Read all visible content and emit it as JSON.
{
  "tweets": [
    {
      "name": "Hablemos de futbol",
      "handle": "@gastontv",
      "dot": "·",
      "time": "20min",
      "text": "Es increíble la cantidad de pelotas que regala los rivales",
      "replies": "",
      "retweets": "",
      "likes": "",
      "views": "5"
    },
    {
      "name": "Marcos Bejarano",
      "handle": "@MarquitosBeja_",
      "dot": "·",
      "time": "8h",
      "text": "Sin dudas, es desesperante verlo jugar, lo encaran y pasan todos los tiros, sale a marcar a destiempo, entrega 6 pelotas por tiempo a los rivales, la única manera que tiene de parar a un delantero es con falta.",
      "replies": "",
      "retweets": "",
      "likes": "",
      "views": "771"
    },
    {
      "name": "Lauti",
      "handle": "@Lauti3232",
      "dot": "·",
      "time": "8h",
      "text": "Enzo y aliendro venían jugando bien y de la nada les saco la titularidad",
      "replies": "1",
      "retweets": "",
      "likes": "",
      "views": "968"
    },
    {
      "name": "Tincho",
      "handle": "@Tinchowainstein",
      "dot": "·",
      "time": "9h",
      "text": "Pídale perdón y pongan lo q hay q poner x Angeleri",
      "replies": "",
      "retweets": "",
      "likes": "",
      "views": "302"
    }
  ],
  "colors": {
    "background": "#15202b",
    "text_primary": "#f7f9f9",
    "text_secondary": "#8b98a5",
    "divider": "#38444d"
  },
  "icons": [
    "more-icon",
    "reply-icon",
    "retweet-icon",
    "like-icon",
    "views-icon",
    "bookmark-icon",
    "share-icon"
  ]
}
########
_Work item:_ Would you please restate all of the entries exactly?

_Problem solution:_
Read all visible content and emit it as JSON.
{
  "tweets": [
    {
      "name": "Hablemos de futbol",
      "handle": "@gastontv",
      "dot": "·",
      "time": "20min",
      "text": "Es increíble la cantidad de pelotas que regala los rivales",
      "replies": "",
      "retweets": "",
      "likes": "",
      "views": "5"
    },
    {
      "name": "Marcos Bejarano",
      "handle": "@MarquitosBeja_",
      "dot": "·",
      "time": "8h",
      "text": "Sin dudas, es desesperante verlo jugar, lo encaran y pasan todos los tiros, sale a marcar a destiempo, entrega 6 pelotas por tiempo a los rivales, la única manera que tiene de parar a un delantero es con falta.",
      "replies": "",
      "retweets": "",
      "likes": "",
      "views": "771"
    },
    {
      "name": "Lauti",
      "handle": "@Lauti3232",
      "dot": "·",
      "time": "8h",
      "text": "Enzo y aliendro venían jugando bien y de la nada les saco la titularidad",
      "replies": "1",
      "retweets": "",
      "likes": "",
      "views": "968"
    },
    {
      "name": "Tincho",
      "handle": "@Tinchowainstein",
      "dot": "·",
      "time": "9h",
      "text": "Pídale perdón y pongan lo q hay q poner x Angeleri",
      "replies": "",
      "retweets": "",
      "likes": "",
      "views": "302"
    }
  ],
  "colors": {
    "background": "#15202b",
    "text_primary": "#f7f9f9",
    "text_secondary": "#8b98a5",
    "divider": "#38444d"
  },
  "icons": [
    "more-icon",
    "reply-icon",
    "retweet-icon",
    "like-icon",
    "views-icon",
    "bookmark-icon",
    "share-icon"
  ]
}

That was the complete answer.